Your task is to work out how many lines in the data include the word "label". Reply with the number alone.

> [Data extracted from a collection]
* * * *

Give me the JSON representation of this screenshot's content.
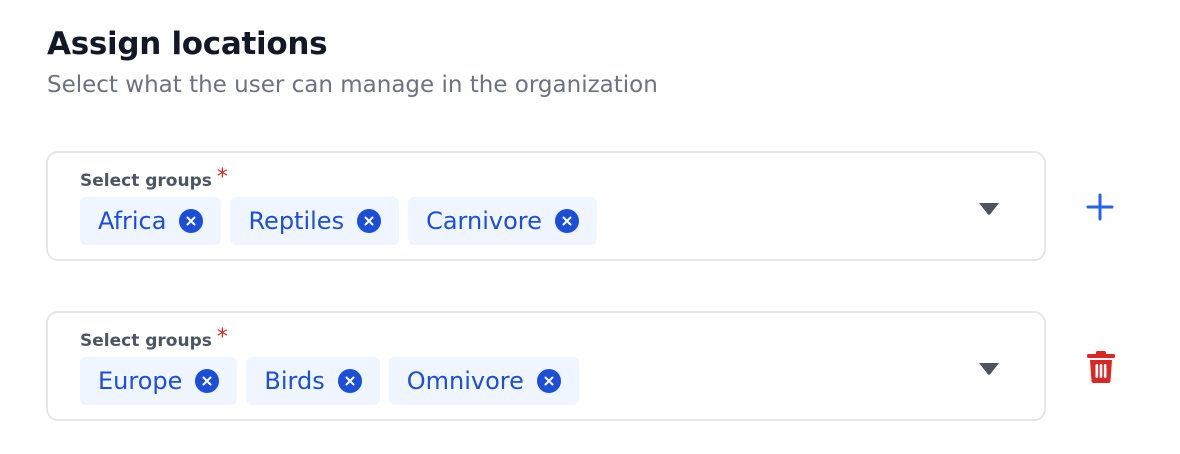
{
  "header": {
    "title": "Assign locations",
    "subtitle": "Select what the user can manage in the organization"
  },
  "groups": [
    {
      "label": "Select groups",
      "required_marker": "*",
      "chips": [
        {
          "label": "Africa",
          "remove_icon": "close-circle-icon"
        },
        {
          "label": "Reptiles",
          "remove_icon": "close-circle-icon"
        },
        {
          "label": "Carnivore",
          "remove_icon": "close-circle-icon"
        }
      ],
      "dropdown_icon": "caret-down-icon",
      "action_icon": "plus-icon"
    },
    {
      "label": "Select groups",
      "required_marker": "*",
      "chips": [
        {
          "label": "Europe",
          "remove_icon": "close-circle-icon"
        },
        {
          "label": "Birds",
          "remove_icon": "close-circle-icon"
        },
        {
          "label": "Omnivore",
          "remove_icon": "close-circle-icon"
        }
      ],
      "dropdown_icon": "caret-down-icon",
      "action_icon": "trash-icon"
    }
  ],
  "colors": {
    "chip_text": "#1d4ed8",
    "chip_background": "#eff6ff",
    "required": "#dc2626",
    "add_icon": "#2563eb",
    "delete_icon": "#dc2626",
    "caret": "#4b5563",
    "border": "#e5e7eb"
  }
}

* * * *

> [REPLY TO THE TASK] 8